→ **What needs to be done**:
In the records below, the lines from the one containing "Give me the" through the last are to be reproduced exactly and alone.

→ **Data provided**:
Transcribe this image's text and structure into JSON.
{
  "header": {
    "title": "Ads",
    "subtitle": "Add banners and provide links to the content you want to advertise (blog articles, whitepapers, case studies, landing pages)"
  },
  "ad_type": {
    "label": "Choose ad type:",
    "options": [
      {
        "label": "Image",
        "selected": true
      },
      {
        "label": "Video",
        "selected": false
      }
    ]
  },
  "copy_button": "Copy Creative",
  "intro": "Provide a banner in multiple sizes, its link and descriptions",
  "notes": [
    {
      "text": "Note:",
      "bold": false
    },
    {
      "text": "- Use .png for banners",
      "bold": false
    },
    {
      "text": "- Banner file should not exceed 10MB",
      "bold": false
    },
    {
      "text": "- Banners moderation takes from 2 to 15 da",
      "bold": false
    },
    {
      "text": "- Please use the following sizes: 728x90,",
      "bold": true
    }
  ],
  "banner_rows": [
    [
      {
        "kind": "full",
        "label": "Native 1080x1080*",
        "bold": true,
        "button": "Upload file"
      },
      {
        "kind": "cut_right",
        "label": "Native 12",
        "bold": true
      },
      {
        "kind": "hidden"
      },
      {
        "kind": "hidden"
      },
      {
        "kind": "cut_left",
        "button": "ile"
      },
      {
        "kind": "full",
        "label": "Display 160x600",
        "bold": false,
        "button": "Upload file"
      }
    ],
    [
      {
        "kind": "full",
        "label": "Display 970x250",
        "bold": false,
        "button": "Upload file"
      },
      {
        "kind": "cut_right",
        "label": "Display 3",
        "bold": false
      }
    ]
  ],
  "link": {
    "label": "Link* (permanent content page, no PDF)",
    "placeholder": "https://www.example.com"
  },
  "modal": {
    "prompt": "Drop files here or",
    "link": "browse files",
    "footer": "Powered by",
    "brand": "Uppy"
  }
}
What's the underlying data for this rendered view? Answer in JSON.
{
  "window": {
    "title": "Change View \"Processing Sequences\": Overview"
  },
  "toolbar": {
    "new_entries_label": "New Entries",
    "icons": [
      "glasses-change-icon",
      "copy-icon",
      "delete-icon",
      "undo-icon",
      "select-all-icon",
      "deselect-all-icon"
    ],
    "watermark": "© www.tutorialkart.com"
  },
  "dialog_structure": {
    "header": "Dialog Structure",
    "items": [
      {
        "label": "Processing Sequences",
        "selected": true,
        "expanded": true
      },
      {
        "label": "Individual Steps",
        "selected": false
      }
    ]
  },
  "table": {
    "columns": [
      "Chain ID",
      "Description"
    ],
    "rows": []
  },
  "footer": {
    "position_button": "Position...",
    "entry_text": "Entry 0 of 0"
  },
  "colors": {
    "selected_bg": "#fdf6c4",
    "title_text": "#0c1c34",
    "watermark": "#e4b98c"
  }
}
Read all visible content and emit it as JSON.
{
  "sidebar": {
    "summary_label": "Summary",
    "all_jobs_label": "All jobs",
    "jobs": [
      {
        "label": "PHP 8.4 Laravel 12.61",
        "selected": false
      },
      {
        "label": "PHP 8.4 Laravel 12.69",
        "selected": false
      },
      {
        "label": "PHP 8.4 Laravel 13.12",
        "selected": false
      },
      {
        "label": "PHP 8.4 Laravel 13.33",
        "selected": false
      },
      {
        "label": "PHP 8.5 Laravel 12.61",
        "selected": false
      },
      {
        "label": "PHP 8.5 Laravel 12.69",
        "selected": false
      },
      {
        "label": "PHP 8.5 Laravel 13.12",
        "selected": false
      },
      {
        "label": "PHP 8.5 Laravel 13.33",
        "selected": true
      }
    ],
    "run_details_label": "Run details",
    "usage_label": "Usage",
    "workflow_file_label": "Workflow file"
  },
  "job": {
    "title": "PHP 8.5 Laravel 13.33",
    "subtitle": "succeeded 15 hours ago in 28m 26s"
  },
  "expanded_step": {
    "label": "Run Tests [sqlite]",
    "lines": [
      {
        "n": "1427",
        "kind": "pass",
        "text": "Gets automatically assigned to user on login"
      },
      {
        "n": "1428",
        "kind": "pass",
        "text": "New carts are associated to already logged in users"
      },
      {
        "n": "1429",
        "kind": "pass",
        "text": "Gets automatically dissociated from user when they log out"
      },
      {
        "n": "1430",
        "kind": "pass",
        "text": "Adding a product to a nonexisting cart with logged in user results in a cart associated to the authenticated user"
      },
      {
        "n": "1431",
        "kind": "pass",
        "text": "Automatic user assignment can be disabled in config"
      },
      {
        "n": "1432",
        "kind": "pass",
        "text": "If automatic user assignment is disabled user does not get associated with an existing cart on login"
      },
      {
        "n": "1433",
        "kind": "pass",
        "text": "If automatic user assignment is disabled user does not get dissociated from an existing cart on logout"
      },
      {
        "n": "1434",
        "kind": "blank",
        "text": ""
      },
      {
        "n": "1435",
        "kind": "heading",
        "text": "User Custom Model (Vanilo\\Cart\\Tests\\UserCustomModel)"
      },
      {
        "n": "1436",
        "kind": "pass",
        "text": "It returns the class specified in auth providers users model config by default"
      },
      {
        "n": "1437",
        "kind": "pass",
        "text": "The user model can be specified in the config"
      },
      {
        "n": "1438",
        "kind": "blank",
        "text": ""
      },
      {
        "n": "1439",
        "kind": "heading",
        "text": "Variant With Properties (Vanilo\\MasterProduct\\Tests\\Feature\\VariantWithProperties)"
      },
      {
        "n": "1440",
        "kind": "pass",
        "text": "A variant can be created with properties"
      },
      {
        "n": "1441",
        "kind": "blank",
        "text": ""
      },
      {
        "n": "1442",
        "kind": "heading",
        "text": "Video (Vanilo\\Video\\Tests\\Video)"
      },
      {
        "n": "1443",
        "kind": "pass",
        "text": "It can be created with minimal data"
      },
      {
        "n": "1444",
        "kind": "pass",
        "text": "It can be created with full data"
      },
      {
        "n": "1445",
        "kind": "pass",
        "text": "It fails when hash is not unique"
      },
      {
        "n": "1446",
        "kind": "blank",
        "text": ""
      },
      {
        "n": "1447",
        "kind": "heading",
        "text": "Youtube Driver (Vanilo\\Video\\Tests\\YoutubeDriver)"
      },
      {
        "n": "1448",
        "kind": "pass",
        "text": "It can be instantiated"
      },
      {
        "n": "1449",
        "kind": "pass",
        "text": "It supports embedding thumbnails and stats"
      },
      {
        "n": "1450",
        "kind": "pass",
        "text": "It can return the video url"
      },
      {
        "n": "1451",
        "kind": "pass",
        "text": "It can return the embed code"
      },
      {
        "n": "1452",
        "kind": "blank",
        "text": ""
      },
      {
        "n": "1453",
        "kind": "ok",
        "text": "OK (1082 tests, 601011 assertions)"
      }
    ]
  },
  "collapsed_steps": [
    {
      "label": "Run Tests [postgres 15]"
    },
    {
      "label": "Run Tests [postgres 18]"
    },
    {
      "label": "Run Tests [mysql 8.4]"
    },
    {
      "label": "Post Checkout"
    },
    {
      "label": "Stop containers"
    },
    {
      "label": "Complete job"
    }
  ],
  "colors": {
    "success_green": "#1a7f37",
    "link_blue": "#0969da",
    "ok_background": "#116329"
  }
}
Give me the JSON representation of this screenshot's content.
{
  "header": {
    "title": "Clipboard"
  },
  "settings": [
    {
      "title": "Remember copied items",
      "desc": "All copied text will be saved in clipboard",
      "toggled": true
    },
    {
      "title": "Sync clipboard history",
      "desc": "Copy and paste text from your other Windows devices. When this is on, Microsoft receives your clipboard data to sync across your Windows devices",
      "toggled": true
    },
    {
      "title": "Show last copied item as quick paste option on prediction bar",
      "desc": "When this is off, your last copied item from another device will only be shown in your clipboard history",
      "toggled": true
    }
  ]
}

→ **Exercise result**:
Give me the JSON representation of this screenshot's content.
{
  "header": {
    "title": "Clipboard"
  },
  "settings": [
    {
      "title": "Remember copied items",
      "desc": "All copied text will be saved in clipboard",
      "toggled": true
    },
    {
      "title": "Sync clipboard history",
      "desc": "Copy and paste text from your other Windows devices. When this is on, Microsoft receives your clipboard data to sync across your Windows devices",
      "toggled": true
    },
    {
      "title": "Show last copied item as quick paste option on prediction bar",
      "desc": "When this is off, your last copied item from another device will only be shown in your clipboard history",
      "toggled": true
    }
  ]
}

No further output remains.